----- Record extracts

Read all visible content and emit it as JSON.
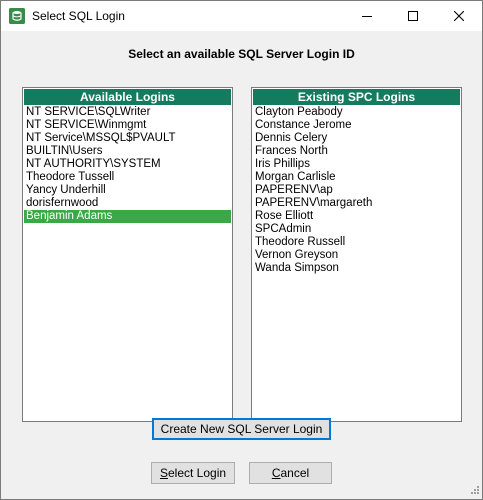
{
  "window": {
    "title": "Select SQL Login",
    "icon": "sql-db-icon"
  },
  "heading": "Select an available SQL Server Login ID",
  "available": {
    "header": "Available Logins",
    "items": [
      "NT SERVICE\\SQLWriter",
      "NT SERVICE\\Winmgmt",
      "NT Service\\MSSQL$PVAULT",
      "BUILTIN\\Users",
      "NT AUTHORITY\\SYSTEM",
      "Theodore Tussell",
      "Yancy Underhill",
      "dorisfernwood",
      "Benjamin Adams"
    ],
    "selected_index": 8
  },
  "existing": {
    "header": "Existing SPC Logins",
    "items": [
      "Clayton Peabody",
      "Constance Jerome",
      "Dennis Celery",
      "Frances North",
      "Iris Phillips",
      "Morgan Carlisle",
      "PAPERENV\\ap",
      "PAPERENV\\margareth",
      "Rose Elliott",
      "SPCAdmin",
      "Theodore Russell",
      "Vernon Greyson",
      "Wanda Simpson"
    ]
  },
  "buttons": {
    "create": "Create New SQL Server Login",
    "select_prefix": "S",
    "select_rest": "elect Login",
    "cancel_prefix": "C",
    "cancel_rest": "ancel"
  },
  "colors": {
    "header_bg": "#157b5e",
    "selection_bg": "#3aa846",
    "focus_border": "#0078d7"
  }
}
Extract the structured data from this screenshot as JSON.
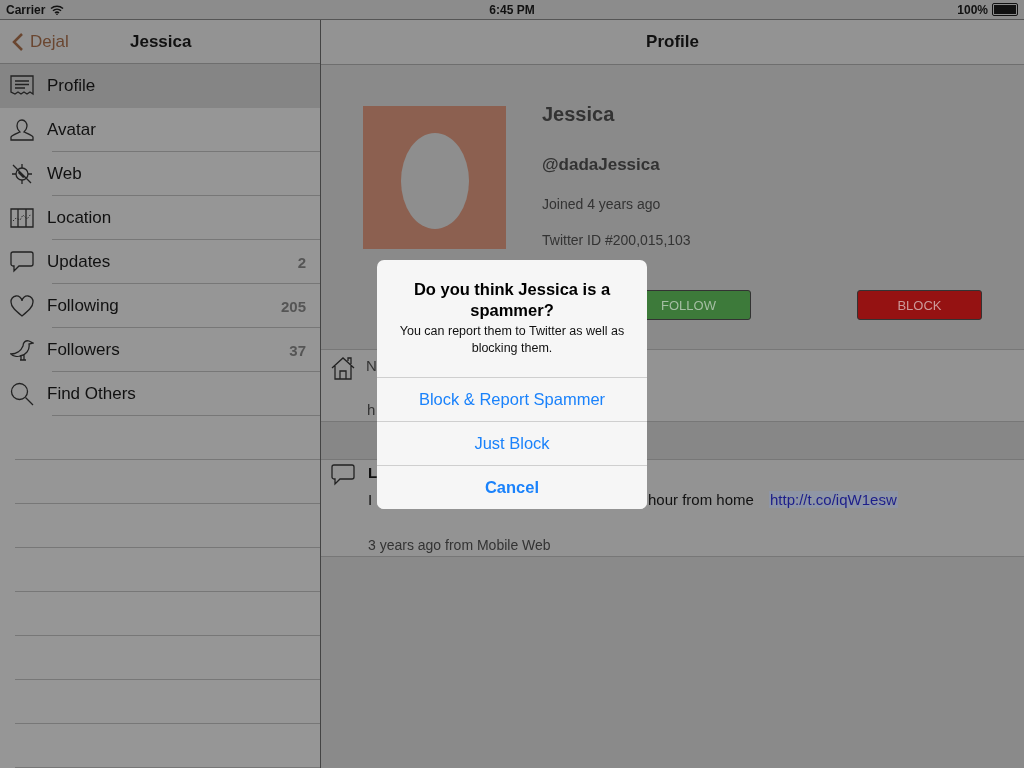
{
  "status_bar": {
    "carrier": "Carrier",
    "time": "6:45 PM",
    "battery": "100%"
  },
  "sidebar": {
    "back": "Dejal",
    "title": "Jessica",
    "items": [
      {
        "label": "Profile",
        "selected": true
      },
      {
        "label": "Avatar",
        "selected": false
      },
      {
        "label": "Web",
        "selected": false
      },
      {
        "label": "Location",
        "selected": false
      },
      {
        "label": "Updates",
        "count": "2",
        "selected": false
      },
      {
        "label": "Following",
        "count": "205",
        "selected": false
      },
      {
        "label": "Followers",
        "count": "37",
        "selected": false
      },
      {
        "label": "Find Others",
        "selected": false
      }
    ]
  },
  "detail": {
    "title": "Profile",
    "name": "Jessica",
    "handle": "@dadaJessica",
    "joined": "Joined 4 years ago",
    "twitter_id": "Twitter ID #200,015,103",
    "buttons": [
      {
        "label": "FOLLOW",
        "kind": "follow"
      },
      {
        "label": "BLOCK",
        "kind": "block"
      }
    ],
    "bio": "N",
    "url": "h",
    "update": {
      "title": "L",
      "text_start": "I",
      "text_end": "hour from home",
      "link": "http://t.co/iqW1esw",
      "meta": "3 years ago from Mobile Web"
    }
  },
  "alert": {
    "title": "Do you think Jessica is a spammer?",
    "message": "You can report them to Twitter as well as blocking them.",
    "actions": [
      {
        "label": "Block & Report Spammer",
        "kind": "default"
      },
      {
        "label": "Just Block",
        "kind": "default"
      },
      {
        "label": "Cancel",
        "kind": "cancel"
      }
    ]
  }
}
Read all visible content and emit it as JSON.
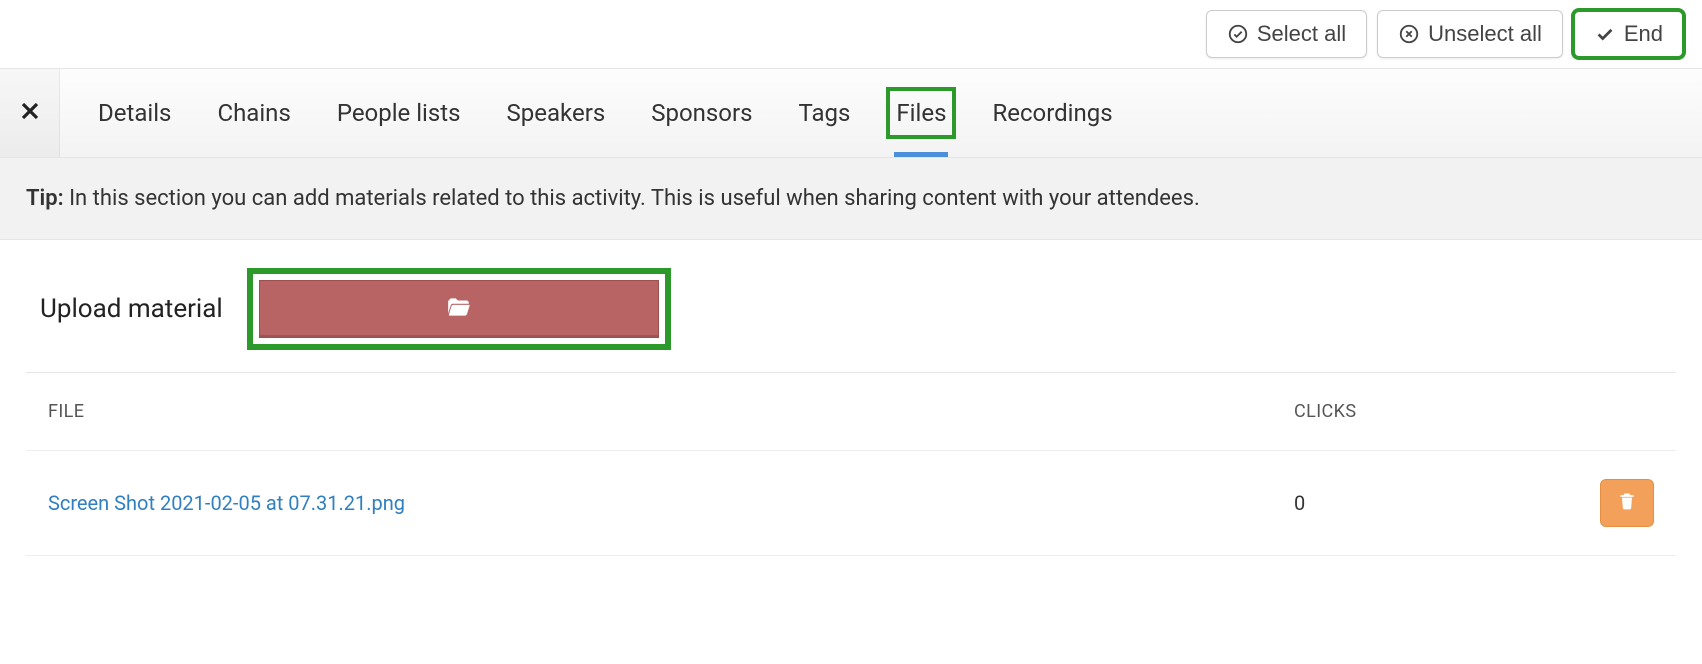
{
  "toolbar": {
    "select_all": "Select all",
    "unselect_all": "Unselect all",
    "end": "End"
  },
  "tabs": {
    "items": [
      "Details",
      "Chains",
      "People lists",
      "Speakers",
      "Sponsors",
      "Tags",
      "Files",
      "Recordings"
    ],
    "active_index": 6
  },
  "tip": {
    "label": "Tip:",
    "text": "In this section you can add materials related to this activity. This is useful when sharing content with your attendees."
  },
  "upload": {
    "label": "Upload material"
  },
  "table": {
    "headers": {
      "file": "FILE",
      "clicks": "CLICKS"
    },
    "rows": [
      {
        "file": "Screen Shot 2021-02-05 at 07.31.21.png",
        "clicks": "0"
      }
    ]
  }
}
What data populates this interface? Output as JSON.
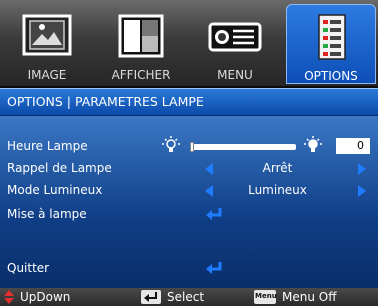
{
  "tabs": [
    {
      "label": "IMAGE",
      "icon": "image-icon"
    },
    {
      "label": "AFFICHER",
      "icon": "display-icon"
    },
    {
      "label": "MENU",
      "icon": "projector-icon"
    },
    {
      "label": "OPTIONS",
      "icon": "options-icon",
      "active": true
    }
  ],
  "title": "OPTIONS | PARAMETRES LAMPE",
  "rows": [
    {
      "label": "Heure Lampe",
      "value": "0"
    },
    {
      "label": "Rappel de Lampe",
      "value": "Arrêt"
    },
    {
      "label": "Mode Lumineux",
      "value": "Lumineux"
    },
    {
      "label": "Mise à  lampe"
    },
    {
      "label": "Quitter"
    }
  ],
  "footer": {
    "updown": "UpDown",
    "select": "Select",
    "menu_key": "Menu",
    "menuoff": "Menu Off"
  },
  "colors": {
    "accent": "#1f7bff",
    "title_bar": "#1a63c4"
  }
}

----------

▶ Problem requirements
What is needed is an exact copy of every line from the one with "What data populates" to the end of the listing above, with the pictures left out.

▶ Your solution
What data populates this interface? Output as JSON.
{
  "tabs": [
    {
      "label": "IMAGE",
      "icon": "image-icon"
    },
    {
      "label": "AFFICHER",
      "icon": "display-icon"
    },
    {
      "label": "MENU",
      "icon": "projector-icon"
    },
    {
      "label": "OPTIONS",
      "icon": "options-icon",
      "active": true
    }
  ],
  "title": "OPTIONS | PARAMETRES LAMPE",
  "rows": [
    {
      "label": "Heure Lampe",
      "value": "0"
    },
    {
      "label": "Rappel de Lampe",
      "value": "Arrêt"
    },
    {
      "label": "Mode Lumineux",
      "value": "Lumineux"
    },
    {
      "label": "Mise à  lampe"
    },
    {
      "label": "Quitter"
    }
  ],
  "footer": {
    "updown": "UpDown",
    "select": "Select",
    "menu_key": "Menu",
    "menuoff": "Menu Off"
  },
  "colors": {
    "accent": "#1f7bff",
    "title_bar": "#1a63c4"
  }
}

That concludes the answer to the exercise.